Bomb plotter sentenced to 12 years

“Toronto 18” ringleader will learn his fate later today

A McMaster University honours student who participated in a terrorist bomb plot—and was arrested while unpacking a truckload of what he believed was explosive fertilizer—could be released on parole by the end of 2011.

Saad Gaya was slapped with a 12-year prison sentence this morning, but Justice Bruce Durno also ruled that the confessed terrorist deserves seven-and-a-half years credit for the three-and-a-half years he spent in pre-sentence custody—which leaves four-and-a-half years left to serve. The decision means Gaya can apply for parole in approximately 18 months, after completing just one-third of his sentence. The ultimate decision will rest with the National Parole Board.

A member of the so-called “Toronto 18,” Gaya was among the four core suspects who conspired to set off explosives in southern Ontario in retaliation for Canada’s military mission in Afghanistan. Of the four, Gaya was clearly the lowest on the totem pole. He took orders from the admitted ringleader, was assured “no one would get hurt,” and was told their target would be some sort of military facility. It wasn’t until after his arrest that he learned his accomplices had decided on two other targets: the Toronto Stock Exchange and the Toronto headquarters of CSIS, Canada’s spy agency.

Now 21, Gaya did not surface on police radar until two months before the bust, when surveillance officers videotaped him chatting with the ringleader, Zakaria Amara, during a visit to the McMaster campus. Introduced by Saad Khalid, another confessed member of the group, Amara convinced Gaya to help him with his plan, assuring his new friend he would “be a hero in God’s eyes.” Gaya agreed.

On June 2, 2006, he and Khalid were arrested during a sting operation at a warehouse in Newmarket, Ont., unloading what they thought was three tonnes of ammonium nitrate, the same explosive fertilizer used in the Oklahoma City bombing. (Khalid, who also pleaded guilty, has been sentenced to 14 years; Amara will be sentenced later today.)

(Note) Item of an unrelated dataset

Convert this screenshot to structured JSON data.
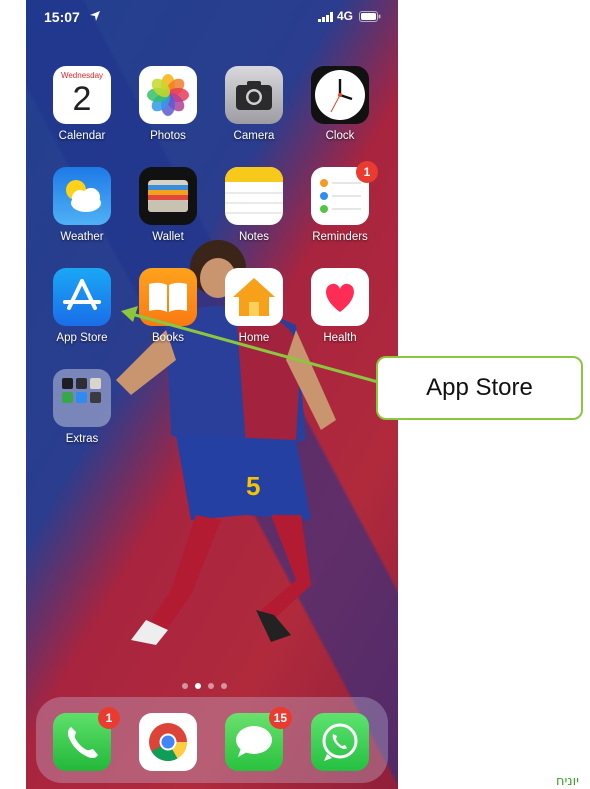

Now 21, Gaya sat quietly in a bulletproof prisoner’s box as Durno read his decision to a packed courtroom. Dozens of friends and relatives showed up to hear his fate, including his parents and his sister. He did not speak during this morning’s hearing, but after pleading guilty last year, he read a lengthy statement to the judge, accepting full responsibility for his “shameful” actions but insisting that “right from the outset of my involvement in all of this, I was given assurances that no one would get hurt and that this was not going to be like the London bombings of 2005.”

“The purpose conveyed to me,” he continued, “was to urge the authorities to withdraw our armed forces from Afghanistan and it was not to cause permanent damage by the taking of innocent lives. Had I known that my activities would be used by others to intentionally hurt people, I would have ceased my participation immediately. Regardless, I know that I should have realized that I was playing with fire and that I was involved in something extremely dangerous.”

Since his arrest, friends and relatives have contributed $63,000 to an education trust fund that Gaya can access when he is released. “I am not someone who has grown up in a hate-soaked environment, brainwashed to believe that I am part of some eternal war against the Western civilization,” he said. “That is not who I am and these are not the values that are instilled in me. I am asking for this distinction because some people believe that I must have been driven by a dark ideology of hatred, nihilism and destruction. Although that may be the case with many of the people who fall into such activity, I must make it clear that that was not the case with me. I did not take part in this crime out of hatred against this society or its people. I really believed at the time, albeit incorrectly, that by participating in this scheme I would only be assisting the Afghan population in determining their own future without any outside interference. I was young and politically naïve. Today, however, I recognize how irrational and unreasonable this line of thought was. My views have matured and I know with certainty that I will never commit such a mistake again.”